WORK ITEM ▸
When you answer, copy every line of the listing below exactly.

┄┄┄┄┄┄┄┄┄┄┄┄┄┄┄┄┄┄┄┄

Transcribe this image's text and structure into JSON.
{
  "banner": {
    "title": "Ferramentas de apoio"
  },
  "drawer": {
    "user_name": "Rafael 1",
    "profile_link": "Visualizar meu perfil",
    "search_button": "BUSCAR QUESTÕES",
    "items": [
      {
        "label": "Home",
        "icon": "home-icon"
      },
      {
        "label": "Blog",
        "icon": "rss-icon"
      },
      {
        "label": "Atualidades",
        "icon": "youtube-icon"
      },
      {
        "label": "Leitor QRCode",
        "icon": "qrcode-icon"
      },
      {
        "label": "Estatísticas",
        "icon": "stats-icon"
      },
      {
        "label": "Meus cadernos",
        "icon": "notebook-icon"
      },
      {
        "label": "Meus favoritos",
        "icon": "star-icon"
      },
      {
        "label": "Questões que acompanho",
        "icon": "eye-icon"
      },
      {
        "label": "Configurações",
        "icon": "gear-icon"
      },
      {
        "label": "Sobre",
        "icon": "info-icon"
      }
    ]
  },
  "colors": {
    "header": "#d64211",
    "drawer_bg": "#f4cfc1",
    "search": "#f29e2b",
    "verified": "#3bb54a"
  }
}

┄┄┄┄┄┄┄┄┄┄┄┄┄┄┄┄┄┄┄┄

TASK OUTPUT ▸
Transcribe this image's text and structure into JSON.
{
  "banner": {
    "title": "Ferramentas de apoio"
  },
  "drawer": {
    "user_name": "Rafael 1",
    "profile_link": "Visualizar meu perfil",
    "search_button": "BUSCAR QUESTÕES",
    "items": [
      {
        "label": "Home",
        "icon": "home-icon"
      },
      {
        "label": "Blog",
        "icon": "rss-icon"
      },
      {
        "label": "Atualidades",
        "icon": "youtube-icon"
      },
      {
        "label": "Leitor QRCode",
        "icon": "qrcode-icon"
      },
      {
        "label": "Estatísticas",
        "icon": "stats-icon"
      },
      {
        "label": "Meus cadernos",
        "icon": "notebook-icon"
      },
      {
        "label": "Meus favoritos",
        "icon": "star-icon"
      },
      {
        "label": "Questões que acompanho",
        "icon": "eye-icon"
      },
      {
        "label": "Configurações",
        "icon": "gear-icon"
      },
      {
        "label": "Sobre",
        "icon": "info-icon"
      }
    ]
  },
  "colors": {
    "header": "#d64211",
    "drawer_bg": "#f4cfc1",
    "search": "#f29e2b",
    "verified": "#3bb54a"
  }
}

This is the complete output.